Surveys from ADP and Intuit show small business jobs are starting to make a comeback.
Mary Knox Merrill / The Christian Science Monitor / File
Small business is hiring again in the United States – and that is a positive sign that larger employers will begin picking up the pace of hiring in the months ahead.
The latest indication: Employment at firms with fewer than 50 employees ticked up in April for the second month in a row, according to the ADP National Employment Report released Wednesday.
"It's not unusual for small businesses to recover before the big firms do," says Susan Woodward, former chief economist at the Department of Housing and Urban Development and creator of the Intuit Small Business Employment Index. The recovery "will continue slow, but it's real."
The Intuit index, released last week, showed small-business employment growing last month at a 4 percent annual rate.
The only debates are over when the small-business rebound began and how strong it is.
The upturn began last August and has picked up pace in recent months, according to the new Intuit index. Of the 300,000 jobs small firms have created so far, nearly a quarter of them came last month. Compensation and hours worked were also up after nearly a year of no increase or actual decrease.
The ADP report released Wednesday shows a much more recent and tentative recovery for small businesses: a minuscule rise of 4,000 workers in March and an even tinier increase of 1,000 workers in April. Mid-size and large companies hired 31,000 new workers last month, according to ADP.
Why the difference? The two indexes measure small businesses differently: ADP looks at firms with fewer than 50 workers; Intuit, fewer than 20. More importantly, ADP reports on establishments (which could treat each store of a national retailer as a separate small business) vs. Intuit, which looks at specific firms.

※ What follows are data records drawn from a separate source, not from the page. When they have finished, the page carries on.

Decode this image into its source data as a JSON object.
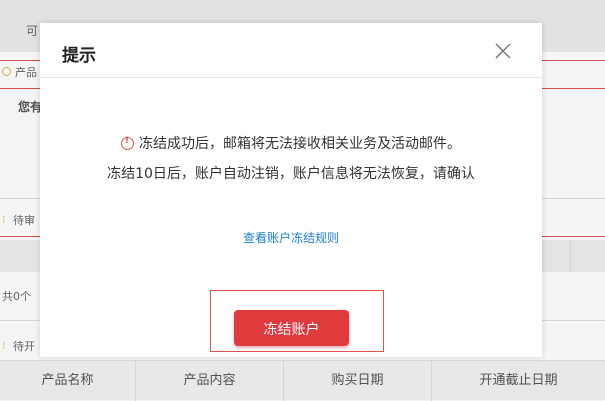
{
  "background": {
    "top_text": "可",
    "section_product": "产品",
    "greeting": "您有",
    "section_pending_review": "待审",
    "count_text": "共0个",
    "section_pending_open": "待开",
    "table_headers": [
      "产品名称",
      "产品内容",
      "购买日期",
      "开通截止日期"
    ]
  },
  "dialog": {
    "title": "提示",
    "message_line1": "冻结成功后，邮箱将无法接收相关业务及活动邮件。",
    "message_line2": "冻结10日后，账户自动注销，账户信息将无法恢复，请确认",
    "rules_link": "查看账户冻结规则",
    "confirm_button": "冻结账户"
  },
  "colors": {
    "accent_red": "#e0393e",
    "link_blue": "#1a7fd4",
    "highlight_frame": "#d9534f"
  }
}
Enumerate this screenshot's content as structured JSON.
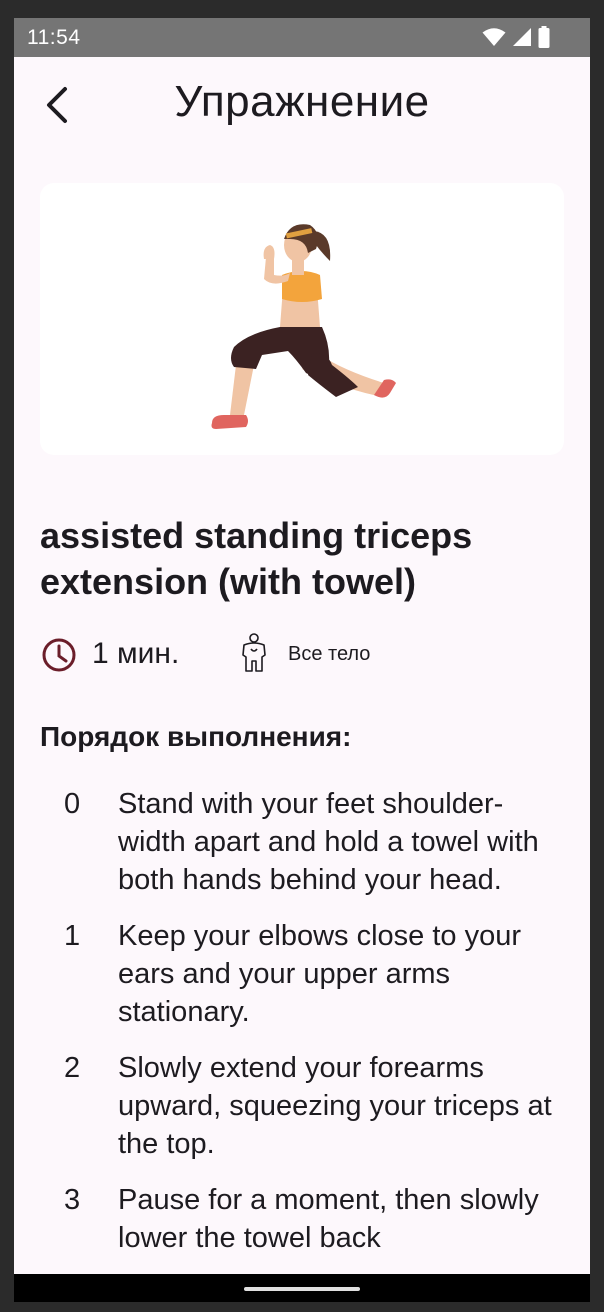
{
  "status_bar": {
    "time": "11:54",
    "icons": [
      "wifi-icon",
      "signal-icon",
      "battery-icon"
    ]
  },
  "app_bar": {
    "back_icon": "chevron-left-icon",
    "title": "Упражнение"
  },
  "exercise": {
    "image": "woman-lunge-illustration",
    "title": "assisted standing triceps extension (with towel)",
    "duration": "1  мин.",
    "body_part": "Все тело",
    "steps_header": "Порядок выполнения:",
    "steps": [
      {
        "num": "0",
        "text": "Stand with your feet shoulder-width apart and hold a towel with both hands behind your head."
      },
      {
        "num": "1",
        "text": "Keep your elbows close to your ears and your upper arms stationary."
      },
      {
        "num": "2",
        "text": "Slowly extend your forearms upward, squeezing your triceps at the top."
      },
      {
        "num": "3",
        "text": "Pause for a moment, then slowly lower the towel back"
      }
    ]
  },
  "colors": {
    "background": "#fdf8fc",
    "text": "#1d1b20",
    "accent": "#6b1e2a",
    "status_bar": "#757575"
  }
}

So it's not surprising that the Intuit data would show a longer recovery, since it picks up the hiring moves of a local bookkeeping firm or construction company, which are made much faster than, say, store managers of a national chain, which often need approval from management before they can hire.